248. Memorandum From Michael J. Deutch to the Assistant Secretary of State for International Organization Affairs (De Palma)1


  • UNDP
In the course of my private consulting engineering practice and various missions for the International Lending Institutions and UNDP, I had the opportunity to observe the potential and the weaknesses of UNDP. Paul Hoffman’s advanced age, the probable departure of at least one US deputy and of the talented French assistant director may result in an attempt by the Indians or Pakistanis to take over the Directorship of UNDP.
With US–AID in disarray and multilateral project development being limited to the borrowing resources of IBRD, the USG would be well advised to insist that a talented American—preferably well known to the President—promptly replace Mr. Hoffman and attempt to stream-line UNDP, reorient its priorities towards areas where US management and technology can be applied realistically and efficiently. Some of the statistical, administrative and long-term research of UNDP duplicate those of UN’s technical departments and the specialized international organizations—UNDP could shed those easily.

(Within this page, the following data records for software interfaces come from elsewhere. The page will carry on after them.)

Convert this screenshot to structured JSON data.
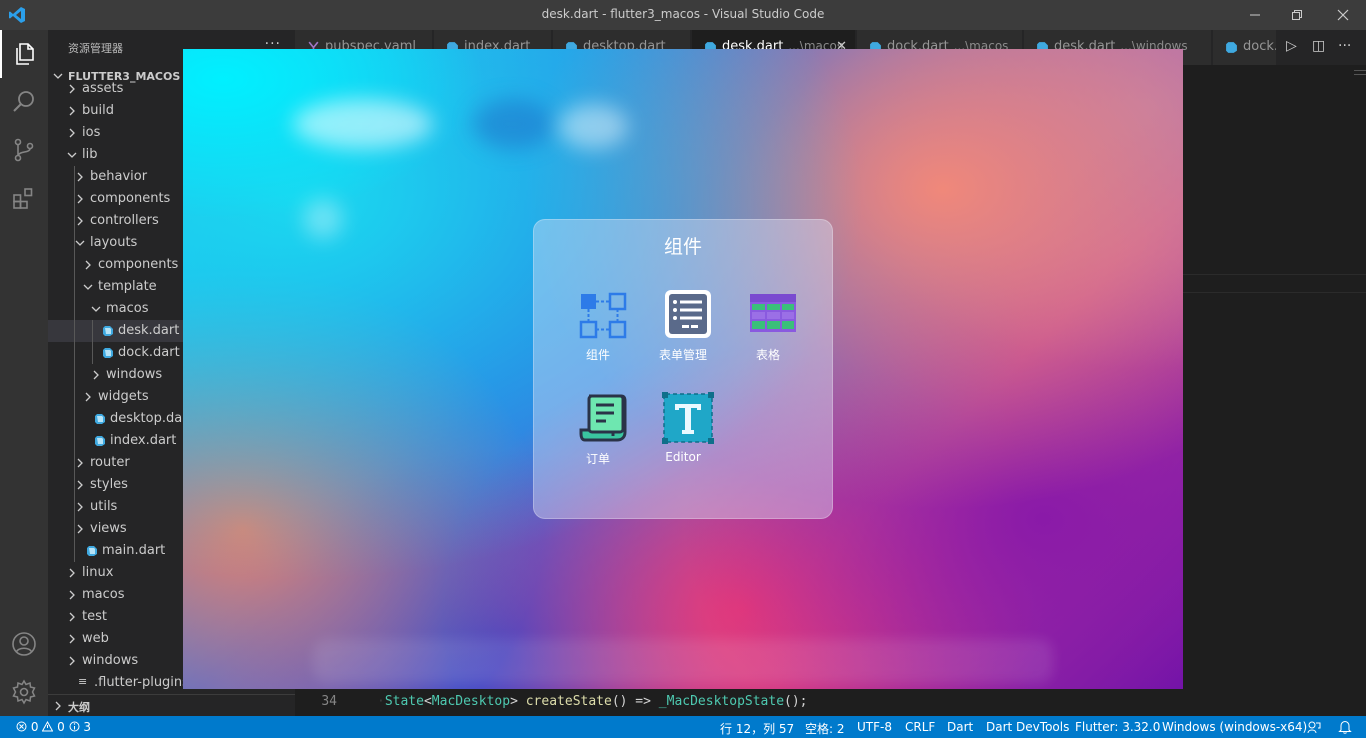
{
  "window": {
    "title": "desk.dart - flutter3_macos - Visual Studio Code"
  },
  "activity_bar": {
    "items": [
      "explorer-icon",
      "search-icon",
      "source-control-icon",
      "extensions-icon"
    ],
    "bottom": [
      "account-icon",
      "settings-icon"
    ]
  },
  "sidebar": {
    "header": "资源管理器",
    "more": "···",
    "root": "FLUTTER3_MACOS",
    "tree": [
      {
        "label": "assets",
        "depth": 0,
        "type": "folder",
        "open": false
      },
      {
        "label": "build",
        "depth": 0,
        "type": "folder",
        "open": false
      },
      {
        "label": "ios",
        "depth": 0,
        "type": "folder",
        "open": false
      },
      {
        "label": "lib",
        "depth": 0,
        "type": "folder",
        "open": true
      },
      {
        "label": "behavior",
        "depth": 1,
        "type": "folder",
        "open": false
      },
      {
        "label": "components",
        "depth": 1,
        "type": "folder",
        "open": false
      },
      {
        "label": "controllers",
        "depth": 1,
        "type": "folder",
        "open": false
      },
      {
        "label": "layouts",
        "depth": 1,
        "type": "folder",
        "open": true
      },
      {
        "label": "components",
        "depth": 2,
        "type": "folder",
        "open": false
      },
      {
        "label": "template",
        "depth": 2,
        "type": "folder",
        "open": true
      },
      {
        "label": "macos",
        "depth": 3,
        "type": "folder",
        "open": true
      },
      {
        "label": "desk.dart",
        "depth": 4,
        "type": "dart",
        "selected": true
      },
      {
        "label": "dock.dart",
        "depth": 4,
        "type": "dart"
      },
      {
        "label": "windows",
        "depth": 3,
        "type": "folder",
        "open": false
      },
      {
        "label": "widgets",
        "depth": 2,
        "type": "folder",
        "open": false
      },
      {
        "label": "desktop.dart",
        "depth": 3,
        "type": "dart"
      },
      {
        "label": "index.dart",
        "depth": 3,
        "type": "dart"
      },
      {
        "label": "router",
        "depth": 1,
        "type": "folder",
        "open": false
      },
      {
        "label": "styles",
        "depth": 1,
        "type": "folder",
        "open": false
      },
      {
        "label": "utils",
        "depth": 1,
        "type": "folder",
        "open": false
      },
      {
        "label": "views",
        "depth": 1,
        "type": "folder",
        "open": false
      },
      {
        "label": "main.dart",
        "depth": 2,
        "type": "dart"
      },
      {
        "label": "linux",
        "depth": 0,
        "type": "folder",
        "open": false
      },
      {
        "label": "macos",
        "depth": 0,
        "type": "folder",
        "open": false
      },
      {
        "label": "test",
        "depth": 0,
        "type": "folder",
        "open": false
      },
      {
        "label": "web",
        "depth": 0,
        "type": "folder",
        "open": false
      },
      {
        "label": "windows",
        "depth": 0,
        "type": "folder",
        "open": false
      },
      {
        "label": ".flutter-plugins-dep",
        "depth": 1,
        "type": "file"
      }
    ],
    "outline": "大纲"
  },
  "tabs": [
    {
      "name": "pubspec.yaml",
      "sub": "",
      "active": false
    },
    {
      "name": "index.dart",
      "sub": "",
      "active": false
    },
    {
      "name": "desktop.dart",
      "sub": "",
      "active": false
    },
    {
      "name": "desk.dart",
      "sub": "...\\macos",
      "active": true
    },
    {
      "name": "dock.dart",
      "sub": "...\\macos",
      "active": false
    },
    {
      "name": "desk.dart",
      "sub": "...\\windows",
      "active": false
    },
    {
      "name": "dock.dart",
      "sub": "",
      "active": false
    }
  ],
  "tab_actions": [
    "run-icon",
    "split-editor-icon",
    "more-icon"
  ],
  "code": {
    "line_number": "34",
    "tokens": [
      {
        "t": "State",
        "c": "type"
      },
      {
        "t": "<",
        "c": "punc"
      },
      {
        "t": "MacDesktop",
        "c": "type"
      },
      {
        "t": "> ",
        "c": "punc"
      },
      {
        "t": "createState",
        "c": "fn"
      },
      {
        "t": "() => ",
        "c": "punc"
      },
      {
        "t": "_MacDesktopState",
        "c": "type"
      },
      {
        "t": "();",
        "c": "punc"
      }
    ]
  },
  "app_window": {
    "panel_title": "组件",
    "apps": [
      {
        "label": "组件",
        "icon": "components-icon"
      },
      {
        "label": "表单管理",
        "icon": "form-icon"
      },
      {
        "label": "表格",
        "icon": "table-icon"
      },
      {
        "label": "订单",
        "icon": "order-icon"
      },
      {
        "label": "Editor",
        "icon": "editor-icon"
      }
    ]
  },
  "statusbar": {
    "errors": "0",
    "warnings": "0",
    "info": "3",
    "position": "行 12，列 57",
    "spaces": "空格: 2",
    "encoding": "UTF-8",
    "eol": "CRLF",
    "language": "Dart",
    "devtools": "Dart DevTools",
    "flutter": "Flutter: 3.32.0",
    "device": "Windows (windows-x64)"
  },
  "colors": {
    "statusbar": "#007acc",
    "titlebar": "#3c3c3c",
    "sidebar": "#252526",
    "editor": "#1e1e1e",
    "activitybar": "#333333"
  }
}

UNDP has its own resources and is relatively immune to the political pull and haul of the Secretariat; its rejuvenation would be acceptable at this time. From the point of view of the SG, there is much to be done to bolster the regional project planning in such fields as improving power utilization, fuel supply, exploration for natural resources, food technology, etc.

US bilateral aid will have to keep a low profile and multilateral project financing on a large scale may have to await liquidity improvement [Page 447]in the middle ‘70’s. This Administration could accomplish much in the post-Vietnam period through the channel of a revitalized UNDP if a younger and talented man from the administration’s ranks promptly took hold of UNDP and proceeded to stream-line it.

Being privy to the table of organization and the varied activities of UNDP I am convinced that it is an appropriate vehicle for the Administration’s participation in selective development planning during the next couple of years (when we may have to pull in our horns in the vast complex of international organizations, until multilateral aid is sufficiently funded by others, and still may wish to have some accomplishment in the most viable areas). Last but not least even for post-war Indochina, UNDP may be more readily useful than ADB. There are other “vital trouble spots” where a competently—and discreetly—US directed UNDP may be very useful.

If and when a decision is taken I would like to brief the new director general in technical detail.

M.J.D. 2
  1. Source: National Archives, Nixon Presidential Materials, NSC Files, Box 299, Agency Files, USUN, Vol. V. No classification marking. An attached memorandum of acknowledgment from De Palma is also dated October 7. In an attached memorandum dated October 24, Winston Lord of the NSC staff called on Fred Bergsten and Marshall Wright to prepare a memorandum for Kissinger about the role of the UNDP, its strengths and weaknesses, the succession question, and recommended actions.
  2. Printed from a copy that bears these typed initials.